## ACTION ITEM
Here are some records; return them all exactly.

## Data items

↓

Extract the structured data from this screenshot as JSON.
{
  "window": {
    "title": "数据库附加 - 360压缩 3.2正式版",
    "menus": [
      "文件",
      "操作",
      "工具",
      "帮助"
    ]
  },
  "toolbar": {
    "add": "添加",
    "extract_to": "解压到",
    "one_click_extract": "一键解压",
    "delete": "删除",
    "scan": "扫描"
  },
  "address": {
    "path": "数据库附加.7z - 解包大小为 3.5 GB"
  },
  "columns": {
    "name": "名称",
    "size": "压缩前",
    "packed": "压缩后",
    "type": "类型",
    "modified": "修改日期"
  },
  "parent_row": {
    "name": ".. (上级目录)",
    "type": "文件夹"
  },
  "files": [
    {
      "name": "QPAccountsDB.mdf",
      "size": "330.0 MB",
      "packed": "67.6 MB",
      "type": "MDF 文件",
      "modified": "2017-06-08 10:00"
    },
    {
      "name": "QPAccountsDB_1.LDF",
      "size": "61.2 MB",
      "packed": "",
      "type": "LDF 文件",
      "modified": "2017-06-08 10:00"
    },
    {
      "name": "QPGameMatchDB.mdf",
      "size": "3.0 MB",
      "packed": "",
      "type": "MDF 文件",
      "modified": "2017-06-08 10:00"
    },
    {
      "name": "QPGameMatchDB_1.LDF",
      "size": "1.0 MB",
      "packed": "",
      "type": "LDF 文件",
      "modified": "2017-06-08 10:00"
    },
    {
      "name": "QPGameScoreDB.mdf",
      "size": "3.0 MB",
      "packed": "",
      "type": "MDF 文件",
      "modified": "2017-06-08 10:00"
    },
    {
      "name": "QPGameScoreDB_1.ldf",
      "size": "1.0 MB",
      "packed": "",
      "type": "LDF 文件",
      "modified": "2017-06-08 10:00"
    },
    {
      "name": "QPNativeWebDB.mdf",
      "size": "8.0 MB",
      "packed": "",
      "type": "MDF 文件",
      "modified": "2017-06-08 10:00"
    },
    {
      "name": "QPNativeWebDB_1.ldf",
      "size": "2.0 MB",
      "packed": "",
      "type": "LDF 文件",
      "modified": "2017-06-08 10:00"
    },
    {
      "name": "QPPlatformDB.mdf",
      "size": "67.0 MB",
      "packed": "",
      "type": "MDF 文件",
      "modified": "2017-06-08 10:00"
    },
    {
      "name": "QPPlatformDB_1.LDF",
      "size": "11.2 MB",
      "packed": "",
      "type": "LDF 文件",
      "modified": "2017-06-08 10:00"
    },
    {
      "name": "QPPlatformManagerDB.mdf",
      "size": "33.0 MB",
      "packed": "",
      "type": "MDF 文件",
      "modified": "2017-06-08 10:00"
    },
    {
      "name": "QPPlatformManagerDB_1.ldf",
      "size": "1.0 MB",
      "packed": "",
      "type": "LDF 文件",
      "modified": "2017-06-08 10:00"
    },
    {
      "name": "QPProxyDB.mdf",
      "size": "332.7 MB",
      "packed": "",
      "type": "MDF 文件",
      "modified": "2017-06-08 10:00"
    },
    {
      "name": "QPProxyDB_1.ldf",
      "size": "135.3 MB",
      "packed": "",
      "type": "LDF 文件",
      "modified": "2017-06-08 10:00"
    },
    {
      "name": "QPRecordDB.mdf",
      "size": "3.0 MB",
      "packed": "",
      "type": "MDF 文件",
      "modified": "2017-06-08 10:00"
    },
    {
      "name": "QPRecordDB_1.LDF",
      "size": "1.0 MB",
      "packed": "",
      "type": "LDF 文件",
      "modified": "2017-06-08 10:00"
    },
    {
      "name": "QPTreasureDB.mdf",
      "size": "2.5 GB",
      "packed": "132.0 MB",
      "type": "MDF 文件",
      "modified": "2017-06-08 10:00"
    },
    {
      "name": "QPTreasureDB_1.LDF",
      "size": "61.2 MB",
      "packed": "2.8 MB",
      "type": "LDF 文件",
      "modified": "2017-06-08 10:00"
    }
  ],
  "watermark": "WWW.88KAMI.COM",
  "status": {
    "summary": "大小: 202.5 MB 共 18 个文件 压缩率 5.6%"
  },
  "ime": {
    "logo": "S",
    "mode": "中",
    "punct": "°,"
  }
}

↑

## COMPLETED TASK
Extract the structured data from this screenshot as JSON.
{
  "window": {
    "title": "数据库附加 - 360压缩 3.2正式版",
    "menus": [
      "文件",
      "操作",
      "工具",
      "帮助"
    ]
  },
  "toolbar": {
    "add": "添加",
    "extract_to": "解压到",
    "one_click_extract": "一键解压",
    "delete": "删除",
    "scan": "扫描"
  },
  "address": {
    "path": "数据库附加.7z - 解包大小为 3.5 GB"
  },
  "columns": {
    "name": "名称",
    "size": "压缩前",
    "packed": "压缩后",
    "type": "类型",
    "modified": "修改日期"
  },
  "parent_row": {
    "name": ".. (上级目录)",
    "type": "文件夹"
  },
  "files": [
    {
      "name": "QPAccountsDB.mdf",
      "size": "330.0 MB",
      "packed": "67.6 MB",
      "type": "MDF 文件",
      "modified": "2017-06-08 10:00"
    },
    {
      "name": "QPAccountsDB_1.LDF",
      "size": "61.2 MB",
      "packed": "",
      "type": "LDF 文件",
      "modified": "2017-06-08 10:00"
    },
    {
      "name": "QPGameMatchDB.mdf",
      "size": "3.0 MB",
      "packed": "",
      "type": "MDF 文件",
      "modified": "2017-06-08 10:00"
    },
    {
      "name": "QPGameMatchDB_1.LDF",
      "size": "1.0 MB",
      "packed": "",
      "type": "LDF 文件",
      "modified": "2017-06-08 10:00"
    },
    {
      "name": "QPGameScoreDB.mdf",
      "size": "3.0 MB",
      "packed": "",
      "type": "MDF 文件",
      "modified": "2017-06-08 10:00"
    },
    {
      "name": "QPGameScoreDB_1.ldf",
      "size": "1.0 MB",
      "packed": "",
      "type": "LDF 文件",
      "modified": "2017-06-08 10:00"
    },
    {
      "name": "QPNativeWebDB.mdf",
      "size": "8.0 MB",
      "packed": "",
      "type": "MDF 文件",
      "modified": "2017-06-08 10:00"
    },
    {
      "name": "QPNativeWebDB_1.ldf",
      "size": "2.0 MB",
      "packed": "",
      "type": "LDF 文件",
      "modified": "2017-06-08 10:00"
    },
    {
      "name": "QPPlatformDB.mdf",
      "size": "67.0 MB",
      "packed": "",
      "type": "MDF 文件",
      "modified": "2017-06-08 10:00"
    },
    {
      "name": "QPPlatformDB_1.LDF",
      "size": "11.2 MB",
      "packed": "",
      "type": "LDF 文件",
      "modified": "2017-06-08 10:00"
    },
    {
      "name": "QPPlatformManagerDB.mdf",
      "size": "33.0 MB",
      "packed": "",
      "type": "MDF 文件",
      "modified": "2017-06-08 10:00"
    },
    {
      "name": "QPPlatformManagerDB_1.ldf",
      "size": "1.0 MB",
      "packed": "",
      "type": "LDF 文件",
      "modified": "2017-06-08 10:00"
    },
    {
      "name": "QPProxyDB.mdf",
      "size": "332.7 MB",
      "packed": "",
      "type": "MDF 文件",
      "modified": "2017-06-08 10:00"
    },
    {
      "name": "QPProxyDB_1.ldf",
      "size": "135.3 MB",
      "packed": "",
      "type": "LDF 文件",
      "modified": "2017-06-08 10:00"
    },
    {
      "name": "QPRecordDB.mdf",
      "size": "3.0 MB",
      "packed": "",
      "type": "MDF 文件",
      "modified": "2017-06-08 10:00"
    },
    {
      "name": "QPRecordDB_1.LDF",
      "size": "1.0 MB",
      "packed": "",
      "type": "LDF 文件",
      "modified": "2017-06-08 10:00"
    },
    {
      "name": "QPTreasureDB.mdf",
      "size": "2.5 GB",
      "packed": "132.0 MB",
      "type": "MDF 文件",
      "modified": "2017-06-08 10:00"
    },
    {
      "name": "QPTreasureDB_1.LDF",
      "size": "61.2 MB",
      "packed": "2.8 MB",
      "type": "LDF 文件",
      "modified": "2017-06-08 10:00"
    }
  ],
  "watermark": "WWW.88KAMI.COM",
  "status": {
    "summary": "大小: 202.5 MB 共 18 个文件 压缩率 5.6%"
  },
  "ime": {
    "logo": "S",
    "mode": "中",
    "punct": "°,"
  }
}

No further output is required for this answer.